The second shale (Utica) investigated was geologically and geographically distinct from the Marcellus shale.  The authors experimentally amended produced fluids from the Utica shale with GB, which resulted in enrichment of Methanohalophilus and Halanaerobium.  TMA production was detected, and the amended samples produced 6.5 times more methane per day when compared to controls that were not amended with GB.  The genomes of Methanohalophilus and Halanaerobium from the Marcellus and Utica shales were closely related, demonstrating that even though the two ecosystems were different, similarities arose in the microbial communities.

Kelly Wrighton, last author on the paper, said: “We think that the microbes in each well may form a self-sustaining ecosystem where they provide their own food sources.  Drilling the well and pumping in fracturing fluid creates the ecosystem, but the microbes adapt to their new environment in a way to sustain the system over long periods.”

Much of the previous research on hydraulic fracturing has focussed on economics and environmental impacts.  However, this new research shows that hydraulic fracturing also creates the necessary physical and chemical conditions for microbial life to persist, and that much of this is implicated in methane cycling.

Daly, R.A., Borton, M.A., Wilkins, M.J. et al. 2016. Microbial metabolisms in a 2.5km deep ecosystem created by hydraulic fracturing in shales. Nature Microbiology, 1, article number 16146.

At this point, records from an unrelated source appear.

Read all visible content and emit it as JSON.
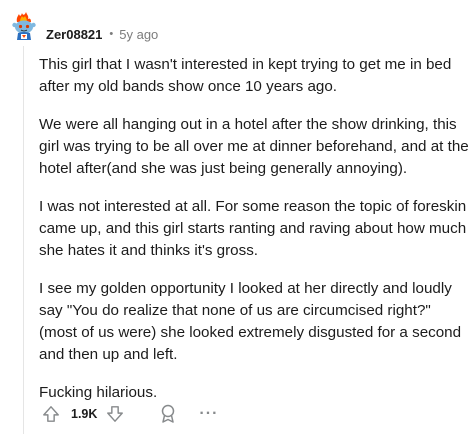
{
  "comment": {
    "author": "Zer08821",
    "separator": "•",
    "age": "5y ago",
    "avatar_icon": "snoo-avatar-icon",
    "paragraphs": [
      "This girl that I wasn't interested in kept trying to get me in bed after my old bands show once 10 years ago.",
      "We were all hanging out in a hotel after the show drinking, this girl was trying to be all over me at dinner beforehand, and at the hotel after(and she was just being generally annoying).",
      "I was not interested at all. For some reason the topic of foreskin came up, and this girl starts ranting and raving about how much she hates it and thinks it's gross.",
      "I see my golden opportunity I looked at her directly and loudly say \"You do realize that none of us are circumcised right?\" (most of us were) she looked extremely disgusted for a second and then up and left.",
      "Fucking hilarious."
    ],
    "actions": {
      "upvote_icon": "upvote-arrow-icon",
      "score": "1.9K",
      "downvote_icon": "downvote-arrow-icon",
      "award_icon": "award-icon",
      "more_icon": "more-options-icon",
      "more_label": "···"
    }
  },
  "colors": {
    "text": "#1c1c1c",
    "meta": "#7c7c7c",
    "icon": "#878a8c",
    "thread_line": "#e5e5e5"
  }
}
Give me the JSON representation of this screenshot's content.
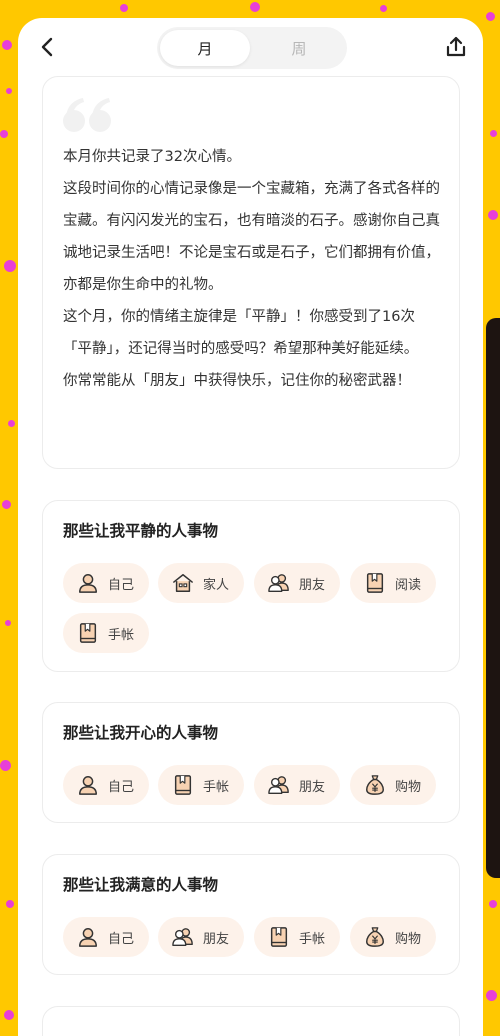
{
  "header": {
    "tabs": [
      {
        "label": "月",
        "active": true
      },
      {
        "label": "周",
        "active": false
      }
    ]
  },
  "summary": {
    "paragraphs": [
      "本月你共记录了32次心情。",
      "这段时间你的心情记录像是一个宝藏箱，充满了各式各样的宝藏。有闪闪发光的宝石，也有暗淡的石子。感谢你自己真诚地记录生活吧！不论是宝石或是石子，它们都拥有价值，亦都是你生命中的礼物。",
      "这个月，你的情绪主旋律是「平静」！你感受到了16次「平静」，还记得当时的感受吗？希望那种美好能延续。",
      "你常常能从「朋友」中获得快乐，记住你的秘密武器！"
    ]
  },
  "sections": [
    {
      "title": "那些让我平静的人事物",
      "items": [
        {
          "label": "自己",
          "icon": "person-icon"
        },
        {
          "label": "家人",
          "icon": "home-icon"
        },
        {
          "label": "朋友",
          "icon": "friends-icon"
        },
        {
          "label": "阅读",
          "icon": "book-icon"
        },
        {
          "label": "手帐",
          "icon": "book-icon"
        }
      ]
    },
    {
      "title": "那些让我开心的人事物",
      "items": [
        {
          "label": "自己",
          "icon": "person-icon"
        },
        {
          "label": "手帐",
          "icon": "book-icon"
        },
        {
          "label": "朋友",
          "icon": "friends-icon"
        },
        {
          "label": "购物",
          "icon": "money-bag-icon"
        }
      ]
    },
    {
      "title": "那些让我满意的人事物",
      "items": [
        {
          "label": "自己",
          "icon": "person-icon"
        },
        {
          "label": "朋友",
          "icon": "friends-icon"
        },
        {
          "label": "手帐",
          "icon": "book-icon"
        },
        {
          "label": "购物",
          "icon": "money-bag-icon"
        }
      ]
    }
  ],
  "colors": {
    "background": "#FFC800",
    "dots": "#E83FD8",
    "chip_bg": "#FDF2EA",
    "icon_fill": "#F7D2B2"
  }
}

Image is from the above paper, under a Creative Commons Attribution 4.0 International License.